I recently volunteered with the Fair Anchorage campaign. It helped defeat Prop 1, a “bathroom bill” in the Anchorage municipal election that was designed to repeal part of Anchorage’s nondiscrimination law. While you may or may not agree with me on this issue, please read on to see what it has to do with critical thinking.
Many campaigns rely on fear and anxiety to drive people to action. Neil Strauss explains the science behind this technique and why it works so well in the October 20, 2016 Rolling Stone (https://www.rollingstone.com/politics/features/why-were-living-in-the-age-of-fear-w443554). I recommend you read his entire “The Age of Fear” article to learn more about how it happens, how fear is the fight-flight response we’ve often heard about, and anxiety is a more complex response to things that might happen in the future.But for our purposes here I’ll focus on the effect of inflicting anxiety on people through media and political campaigns.
Strauss writes, “There are two particular ways, among many, in which living with these anxieties month after month can change your brain.
The first: ‘If you look at the cellular level of the prefrontal cortex and the hippocampus’- the thinking and memory-forming parts of the brain – ‘when you’re living under constant states of fear and anxiety, you can actually see them shutting down,’ says Justin Moscarello, who works in LeDoux’s lab. ‘They shrink. They wither. And the amygdala actually gets bigger.’
In the process, attributes such as conscious decision-making, risk-taking, exploratory activity and social thinking are adversely affected.
The second way: Anxiety can turn to fear. Part of threat detection is learning, and the brain can create a false correlation when a stimulus that’s not actually a threat activates the body’s threat-response system.”
So that’s why negative campaigning and playing on our fears can be so powerful. The get into our brains and our bodies.
Thank goodness Strauss also has some good news: “But if our anxieties and fears can be stoked by certain techniques, why can’t they also be quieted by other techniques?”
He lists several in his article. One way to counteract this is to interact with a diverse group of people. Another is to believe you have a voice and can influence your environment. A third is to accept ambiguity and change. The last is to remind people of compassion and shared values, instead of differences. (See Strauss’ article for more explanation.)

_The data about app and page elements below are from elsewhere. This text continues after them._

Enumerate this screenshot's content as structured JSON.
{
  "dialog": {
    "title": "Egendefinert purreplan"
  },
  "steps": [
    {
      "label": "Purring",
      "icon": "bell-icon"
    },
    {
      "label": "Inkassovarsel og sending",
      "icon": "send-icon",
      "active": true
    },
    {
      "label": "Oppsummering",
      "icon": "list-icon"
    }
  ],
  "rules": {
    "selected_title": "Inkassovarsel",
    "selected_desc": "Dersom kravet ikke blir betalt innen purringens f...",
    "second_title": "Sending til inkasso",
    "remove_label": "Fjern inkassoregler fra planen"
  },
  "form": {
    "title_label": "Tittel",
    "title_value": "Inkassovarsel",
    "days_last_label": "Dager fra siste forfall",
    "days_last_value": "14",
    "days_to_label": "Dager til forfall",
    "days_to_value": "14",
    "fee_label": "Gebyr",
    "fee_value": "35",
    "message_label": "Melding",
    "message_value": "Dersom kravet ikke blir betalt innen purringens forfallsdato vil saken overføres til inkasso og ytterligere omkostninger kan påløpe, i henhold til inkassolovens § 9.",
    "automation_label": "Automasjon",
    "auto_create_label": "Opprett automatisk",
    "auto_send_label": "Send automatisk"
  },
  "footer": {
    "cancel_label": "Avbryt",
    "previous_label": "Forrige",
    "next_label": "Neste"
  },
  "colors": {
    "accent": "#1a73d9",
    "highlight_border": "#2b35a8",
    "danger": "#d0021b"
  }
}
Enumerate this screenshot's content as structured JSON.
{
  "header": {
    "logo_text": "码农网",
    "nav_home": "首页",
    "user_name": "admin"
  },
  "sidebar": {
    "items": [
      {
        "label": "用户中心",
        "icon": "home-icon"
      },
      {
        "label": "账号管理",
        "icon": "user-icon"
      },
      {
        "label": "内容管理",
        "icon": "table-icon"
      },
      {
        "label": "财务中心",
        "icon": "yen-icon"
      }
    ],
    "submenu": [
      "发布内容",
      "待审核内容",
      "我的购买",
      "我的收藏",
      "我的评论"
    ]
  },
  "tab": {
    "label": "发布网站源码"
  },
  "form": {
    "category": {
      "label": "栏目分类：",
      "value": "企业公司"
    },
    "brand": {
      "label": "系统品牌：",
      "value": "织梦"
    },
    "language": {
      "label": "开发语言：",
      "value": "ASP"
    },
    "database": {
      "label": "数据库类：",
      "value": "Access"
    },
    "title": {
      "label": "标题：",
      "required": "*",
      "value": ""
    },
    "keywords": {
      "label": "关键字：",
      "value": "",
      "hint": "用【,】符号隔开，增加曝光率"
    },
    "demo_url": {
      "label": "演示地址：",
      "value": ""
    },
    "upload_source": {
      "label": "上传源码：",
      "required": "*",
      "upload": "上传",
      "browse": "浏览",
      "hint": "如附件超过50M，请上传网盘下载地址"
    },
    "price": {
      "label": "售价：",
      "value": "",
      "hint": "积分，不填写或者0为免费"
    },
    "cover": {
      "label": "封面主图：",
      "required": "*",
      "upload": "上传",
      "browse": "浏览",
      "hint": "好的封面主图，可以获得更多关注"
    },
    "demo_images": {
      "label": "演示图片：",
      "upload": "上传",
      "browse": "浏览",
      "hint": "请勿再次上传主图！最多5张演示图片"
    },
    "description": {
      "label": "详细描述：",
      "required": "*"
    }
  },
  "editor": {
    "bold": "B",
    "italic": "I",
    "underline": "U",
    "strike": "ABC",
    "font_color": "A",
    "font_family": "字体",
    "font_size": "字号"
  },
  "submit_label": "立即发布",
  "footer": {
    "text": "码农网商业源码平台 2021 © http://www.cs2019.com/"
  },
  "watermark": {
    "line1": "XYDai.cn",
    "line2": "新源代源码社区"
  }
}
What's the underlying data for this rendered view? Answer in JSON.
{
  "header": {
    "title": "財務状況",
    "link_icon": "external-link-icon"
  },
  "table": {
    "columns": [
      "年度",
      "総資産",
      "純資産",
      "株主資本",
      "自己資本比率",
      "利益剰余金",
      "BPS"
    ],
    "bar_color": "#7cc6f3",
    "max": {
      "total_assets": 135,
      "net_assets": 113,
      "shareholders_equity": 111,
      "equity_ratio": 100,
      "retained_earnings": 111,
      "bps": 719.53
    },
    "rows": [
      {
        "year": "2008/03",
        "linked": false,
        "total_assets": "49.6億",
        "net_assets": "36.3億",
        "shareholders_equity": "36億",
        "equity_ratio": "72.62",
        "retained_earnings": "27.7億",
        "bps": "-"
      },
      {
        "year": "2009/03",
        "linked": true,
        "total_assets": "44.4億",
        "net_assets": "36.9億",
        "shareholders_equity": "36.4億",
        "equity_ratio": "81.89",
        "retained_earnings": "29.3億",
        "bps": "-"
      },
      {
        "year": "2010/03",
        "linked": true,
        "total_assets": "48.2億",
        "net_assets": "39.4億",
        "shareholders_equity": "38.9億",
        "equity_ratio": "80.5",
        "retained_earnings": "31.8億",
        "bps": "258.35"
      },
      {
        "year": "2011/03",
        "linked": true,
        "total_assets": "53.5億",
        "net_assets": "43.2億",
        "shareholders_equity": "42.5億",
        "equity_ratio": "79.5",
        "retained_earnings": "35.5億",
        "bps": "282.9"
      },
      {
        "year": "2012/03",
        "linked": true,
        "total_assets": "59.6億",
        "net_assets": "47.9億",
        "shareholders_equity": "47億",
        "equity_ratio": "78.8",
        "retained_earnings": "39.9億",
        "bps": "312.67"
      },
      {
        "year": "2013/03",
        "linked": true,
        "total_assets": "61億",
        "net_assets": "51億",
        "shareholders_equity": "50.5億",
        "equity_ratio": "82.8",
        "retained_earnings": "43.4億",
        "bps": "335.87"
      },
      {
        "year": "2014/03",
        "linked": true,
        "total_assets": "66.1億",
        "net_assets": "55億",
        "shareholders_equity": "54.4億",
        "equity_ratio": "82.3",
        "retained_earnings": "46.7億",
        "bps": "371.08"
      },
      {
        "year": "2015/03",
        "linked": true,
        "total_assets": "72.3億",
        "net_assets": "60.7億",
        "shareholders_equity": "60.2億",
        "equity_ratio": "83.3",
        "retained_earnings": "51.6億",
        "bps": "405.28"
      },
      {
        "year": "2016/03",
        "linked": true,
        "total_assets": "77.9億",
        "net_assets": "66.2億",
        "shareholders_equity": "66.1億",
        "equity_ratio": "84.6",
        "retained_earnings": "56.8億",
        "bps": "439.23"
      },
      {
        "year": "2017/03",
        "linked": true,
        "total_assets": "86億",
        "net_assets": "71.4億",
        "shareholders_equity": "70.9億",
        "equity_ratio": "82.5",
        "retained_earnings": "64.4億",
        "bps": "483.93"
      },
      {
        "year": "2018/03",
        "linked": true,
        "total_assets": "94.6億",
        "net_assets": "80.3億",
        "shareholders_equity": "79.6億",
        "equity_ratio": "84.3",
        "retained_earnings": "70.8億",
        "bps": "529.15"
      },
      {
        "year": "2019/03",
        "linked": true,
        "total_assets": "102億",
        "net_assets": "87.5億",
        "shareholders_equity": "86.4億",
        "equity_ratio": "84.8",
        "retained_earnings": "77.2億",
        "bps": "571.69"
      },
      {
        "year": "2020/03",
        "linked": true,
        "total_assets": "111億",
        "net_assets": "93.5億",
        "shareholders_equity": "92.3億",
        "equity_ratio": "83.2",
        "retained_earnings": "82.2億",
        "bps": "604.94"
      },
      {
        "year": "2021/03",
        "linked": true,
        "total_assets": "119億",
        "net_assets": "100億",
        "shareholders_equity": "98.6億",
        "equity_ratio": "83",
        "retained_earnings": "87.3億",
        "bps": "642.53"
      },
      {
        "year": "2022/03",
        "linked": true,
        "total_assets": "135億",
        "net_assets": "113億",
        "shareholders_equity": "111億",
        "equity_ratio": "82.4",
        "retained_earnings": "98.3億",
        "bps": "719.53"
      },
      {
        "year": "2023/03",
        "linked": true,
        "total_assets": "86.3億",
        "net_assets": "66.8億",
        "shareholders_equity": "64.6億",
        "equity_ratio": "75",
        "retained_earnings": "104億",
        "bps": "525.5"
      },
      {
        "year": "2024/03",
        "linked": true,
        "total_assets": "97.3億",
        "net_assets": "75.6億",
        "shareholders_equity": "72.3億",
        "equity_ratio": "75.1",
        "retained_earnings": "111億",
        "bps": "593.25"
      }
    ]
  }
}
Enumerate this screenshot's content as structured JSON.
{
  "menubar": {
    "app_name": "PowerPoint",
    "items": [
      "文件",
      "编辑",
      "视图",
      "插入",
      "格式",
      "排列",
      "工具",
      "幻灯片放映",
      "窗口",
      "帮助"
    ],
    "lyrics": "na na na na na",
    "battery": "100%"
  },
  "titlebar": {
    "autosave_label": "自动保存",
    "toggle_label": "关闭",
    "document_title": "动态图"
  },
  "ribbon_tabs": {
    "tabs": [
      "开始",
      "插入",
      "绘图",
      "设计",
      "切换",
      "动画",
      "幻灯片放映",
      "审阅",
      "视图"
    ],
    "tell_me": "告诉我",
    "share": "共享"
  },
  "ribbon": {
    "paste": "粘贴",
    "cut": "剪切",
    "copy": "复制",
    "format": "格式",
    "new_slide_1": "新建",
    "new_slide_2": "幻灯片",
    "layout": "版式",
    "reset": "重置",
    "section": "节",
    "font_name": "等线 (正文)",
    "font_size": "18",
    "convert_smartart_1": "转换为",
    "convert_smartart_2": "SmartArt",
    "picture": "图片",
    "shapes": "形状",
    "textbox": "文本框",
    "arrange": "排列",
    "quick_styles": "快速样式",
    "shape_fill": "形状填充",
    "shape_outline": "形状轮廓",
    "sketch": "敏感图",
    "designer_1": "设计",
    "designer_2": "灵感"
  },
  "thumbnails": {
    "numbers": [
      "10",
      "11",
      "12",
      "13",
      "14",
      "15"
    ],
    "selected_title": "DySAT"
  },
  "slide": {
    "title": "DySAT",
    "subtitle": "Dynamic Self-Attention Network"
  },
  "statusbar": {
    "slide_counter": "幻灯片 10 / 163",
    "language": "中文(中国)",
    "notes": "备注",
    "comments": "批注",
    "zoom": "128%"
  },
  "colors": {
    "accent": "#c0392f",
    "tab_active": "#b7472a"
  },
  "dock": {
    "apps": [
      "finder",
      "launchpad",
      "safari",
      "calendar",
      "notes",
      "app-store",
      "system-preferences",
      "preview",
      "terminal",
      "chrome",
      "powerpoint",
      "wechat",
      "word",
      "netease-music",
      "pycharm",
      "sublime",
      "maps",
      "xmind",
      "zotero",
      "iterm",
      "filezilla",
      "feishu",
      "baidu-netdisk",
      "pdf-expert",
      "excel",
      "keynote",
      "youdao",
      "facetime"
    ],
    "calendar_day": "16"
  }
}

Back to our election, the supporters of Prop 1 used arguments to induce fear and anxiety. They said that men would come into women’s bathrooms and assault women and girls, for example. The Fair Anchorage campaign used more of the other techniques to help voters regain their critical thinking skills.
Fair Anchorage gave transgender men and women opportunities to tell their stories and show they were people just like their neighbors. They explained the facts, that sexual assault would still be against the law and there hadn’t been any incidences of transgender people assaulting women since the initial nondiscrimination law was passed. They reminded voters that Anchorage is welcoming and we don’t want discrimination here.
And in the end, Anchorage voters agreed and defeated Prop 1. It gave me confidence in our current residents, but also that we can re-connect our critical thinking. We can listen to reason even when we’re surrounded by cues to do otherwise. We can still have compassion for our neighbors.
Let’s do this for all our communities, and not just in political situations. Regain your critical thinking skills by taking some steps on your own life journey. Unplug from negative news and commentators. Be open to change and a life drawn in shades of gray instead of black and white. Take action for yourself, your neighborhood or your community.Mix it up with people of different backgrounds and groups. Live with love and share it with others. You’ll be happier and healthier—and we will be, too.